Beginning with ProVideoPlayer 2, 2.1.1, you can control a playlist using software or hardware that generates Linear Timecode (LTC). Since configuring and using timecode is a more advanced setup, we are assuming that you already have a basic understanding of calculating timecode values and generating the signal. This article is focused only on setting up PVP2 to be controlled by timecode.
To get started, you'll need to add a new Timecode Playlist. Click the menu in the lower left corner and select New Timecode Playlist. Standard playlists don't support timecode, so you will need to use this playlist type in order for timecode to work.
At the top of the new playlist, select the source for your audio input. This can be an internal or external source depending on your setup. In most cases, it will likely be an external source connected via a USB audio adapter. However, there is software that can be used to route an internal source if you are using a program on the same computer to generate the timecode.

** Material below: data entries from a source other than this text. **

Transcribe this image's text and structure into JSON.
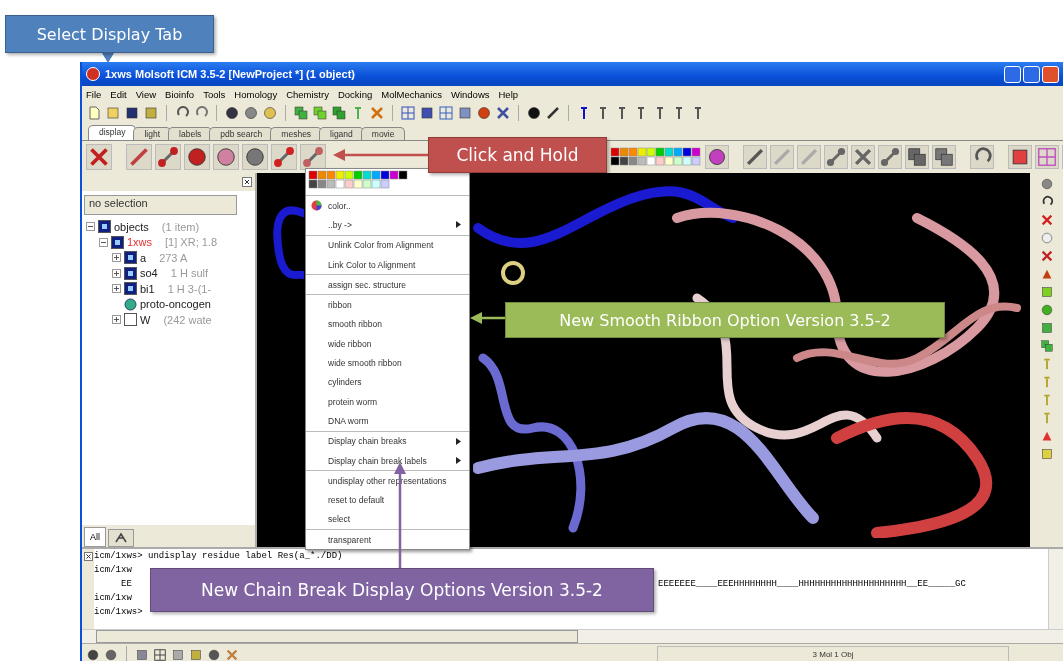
{
  "callouts": [
    {
      "text": "Select Display Tab",
      "color": "#4f81bd"
    },
    {
      "text": "Click and Hold",
      "color": "#c0504d"
    },
    {
      "text": "New Smooth Ribbon Option Version 3.5-2",
      "color": "#9bbb59"
    },
    {
      "text": "New Chain Break Display Options Version 3.5-2",
      "color": "#8064a2"
    }
  ],
  "window": {
    "title": "1xws Molsoft ICM 3.5-2 [NewProject *] (1 object)"
  },
  "menubar": [
    "File",
    "Edit",
    "View",
    "Bioinfo",
    "Tools",
    "Homology",
    "Chemistry",
    "Docking",
    "MolMechanics",
    "Windows",
    "Help"
  ],
  "tabs": [
    {
      "label": "display",
      "selected": true
    },
    {
      "label": "light",
      "selected": false
    },
    {
      "label": "labels",
      "selected": false
    },
    {
      "label": "pdb search",
      "selected": false
    },
    {
      "label": "meshes",
      "selected": false
    },
    {
      "label": "ligand",
      "selected": false
    },
    {
      "label": "movie",
      "selected": false
    }
  ],
  "workspace": {
    "selection": "no selection",
    "tree": [
      {
        "name": "objects",
        "info": "(1 item)",
        "kind": "object",
        "shown": true,
        "current": false,
        "expanded": true,
        "children": [
          {
            "name": "1xws",
            "info": "[1] XR; 1.8",
            "kind": "object",
            "shown": true,
            "current": true,
            "expanded": true,
            "children": [
              {
                "name": "a",
                "info": "273 A",
                "kind": "object",
                "shown": true,
                "current": false,
                "expanded": false
              },
              {
                "name": "so4",
                "info": "1 H  sulf",
                "kind": "object",
                "shown": true,
                "current": false,
                "expanded": false
              },
              {
                "name": "bi1",
                "info": "1 H  3-(1-",
                "kind": "object",
                "shown": true,
                "current": false,
                "expanded": false
              },
              {
                "name": "proto-oncogen",
                "kind": "sequence",
                "current": false
              },
              {
                "name": "W",
                "info": "(242 wate",
                "kind": "object",
                "shown": false,
                "current": false,
                "expanded": false
              }
            ]
          }
        ]
      }
    ],
    "tabs": [
      {
        "kind": "text",
        "label": "All",
        "selected": true
      },
      {
        "kind": "icon",
        "selected": false
      }
    ]
  },
  "context_menu": {
    "groups": [
      [
        {
          "label": "color..",
          "kind": "color",
          "submenu": false
        },
        {
          "label": "..by ->",
          "kind": "command",
          "submenu": true
        }
      ],
      [
        {
          "label": "Unlink Color from Alignment",
          "kind": "command",
          "submenu": false
        },
        {
          "label": "Link Color to Alignment",
          "kind": "command",
          "submenu": false
        }
      ],
      [
        {
          "label": "assign sec. structure",
          "kind": "command",
          "submenu": false
        }
      ],
      [
        {
          "label": "ribbon",
          "kind": "command",
          "submenu": false
        },
        {
          "label": "smooth ribbon",
          "kind": "command",
          "submenu": false
        },
        {
          "label": "wide ribbon",
          "kind": "command",
          "submenu": false
        },
        {
          "label": "wide smooth ribbon",
          "kind": "command",
          "submenu": false
        },
        {
          "label": "cylinders",
          "kind": "command",
          "submenu": false
        },
        {
          "label": "protein worm",
          "kind": "command",
          "submenu": false
        },
        {
          "label": "DNA worm",
          "kind": "command",
          "submenu": false
        }
      ],
      [
        {
          "label": "Display chain breaks",
          "kind": "command",
          "submenu": true
        },
        {
          "label": "Display chain break labels",
          "kind": "command",
          "submenu": true
        }
      ],
      [
        {
          "label": "undisplay other representations",
          "kind": "command",
          "submenu": false
        },
        {
          "label": "reset to default",
          "kind": "command",
          "submenu": false
        },
        {
          "label": "select",
          "kind": "command",
          "submenu": false
        }
      ],
      [
        {
          "label": "transparent",
          "kind": "command",
          "submenu": false
        }
      ]
    ]
  },
  "console": {
    "lines": [
      {
        "left": "icm/1xws> undisplay residue label Res(a_*./DD)"
      },
      {
        "left": "icm/1xw"
      },
      {
        "left": "     EE",
        "right": "EEEEEEE____EEEHHHHHHHH____HHHHHHHHHHHHHHHHHHHH__EE_____GC"
      },
      {
        "left": "icm/1xw"
      },
      {
        "left": "icm/1xws> "
      }
    ]
  },
  "status_bar": {
    "info": "3 Mol 1 Obj"
  }
}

Timecode playlists will only support video files. Still images are not supported. To add media, you can drag it directly from your Library or an existing Playlist, you can click the Add Media button at the bottom of the playlist, or you can drag files directly from Finder.
Once your media has been added to the playlist, you can assign each clip to a Layer. You will also be able to set the timecode value for each video.
You can add Clear Layers to your playlist by clicking on the Add button at the bottom of the playlist. It can be assigned to any layer and triggered by timecode the same way a media cue can.
Media in a timecode playlist supports cue effects, but you will need to right-click and open the Media Cue Inspector to modify the effects. Dragging from the effects list on the right-side of the program does not work in a Timecode Playlist.